In the middle of page 1-L2 of a Haldimand County draft design for the Cayuga Bridge Rail Trail dated April 19, 2017 is a heavy black dotted line labelled “Future Accessible Trail (Conceptual Route Only).”

This seems like a pretty clear admission that what Haldimand County staff intend to build in 2018 ― past the deadline for making all new municipal recreational facilities accessible ― is not accessible, but that an accessible route has been identified for future development.

I therefore contacted all Haldimand councillors asking them to raise this issue at their Oct. 10, 2017 Council meeting. I warned them, “ I can guarantee that if you give staff final approval to build the non-accessible trail head, a complaint will be laid the very day of the ribbon-cutting, and the County will be forced either to close the $1+ million dollar trail it just built, or else to construct the accessible entrance shown on page 1-L2 in addition to the non-accessible trail head that it just built with borrowed money.”

So, I asked them, “why not just build the accessible entrance in the first place? It will work for everybody, and council can save the money staff is currently planning to waste on the non-accessible one.”

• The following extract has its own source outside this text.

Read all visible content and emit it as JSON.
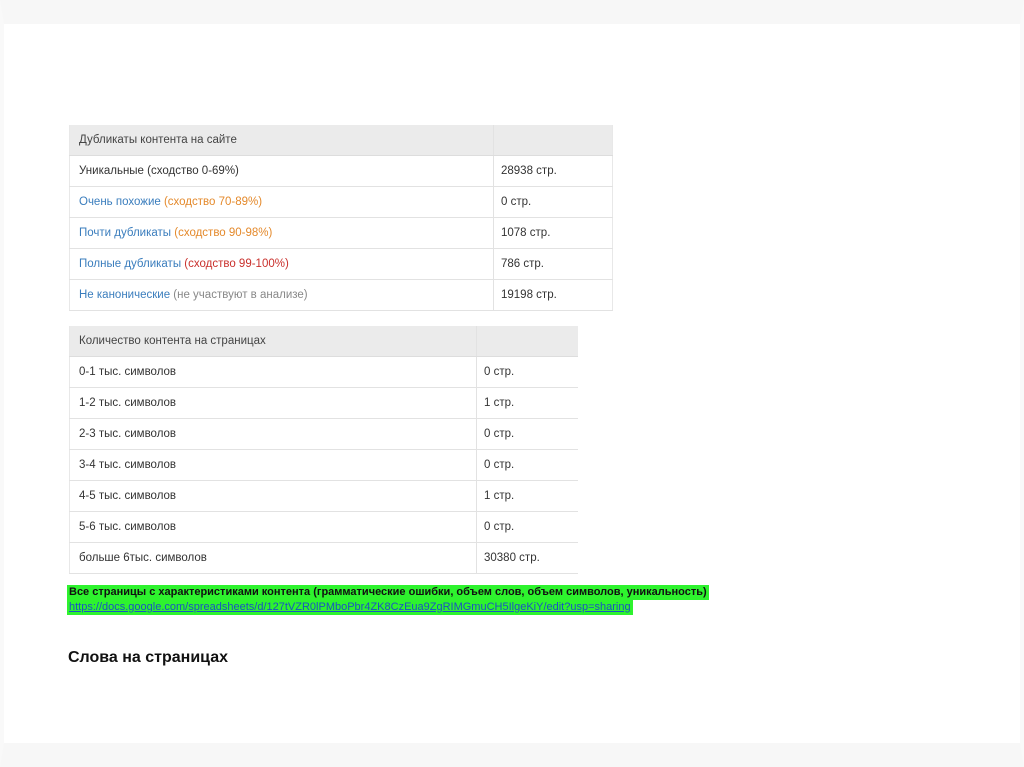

I also raised another issue that I thought the councillors should look into. Staff were insisting that Haldimand County’s Accessibility Advisory Committee was satisfied that the trail design met the requirements of the Accessibility for Ontarians with Disabilities Act. Yet the one member of this committee that I am acquainted with told me that neither this trail nor any other has ever been discussed by that committee.

Despite these two issues, that both had the very real potential to result in significant unbudgeted expenditures if the Council proceeded with the Cayuga Bridge Rail Trail as staff were presenting it to them on October 10, 2017, the councillors approved it without batting an eye.

Recently we have seen a number of Ward 2 CVF projects being promoted and approved without public input or buy-in, and sometimes even in spite of strong public opposition. The Cayuga Bridge Rail Trail as unanimously approved by Haldimand Council in October of 2017 is just one more example of this pattern.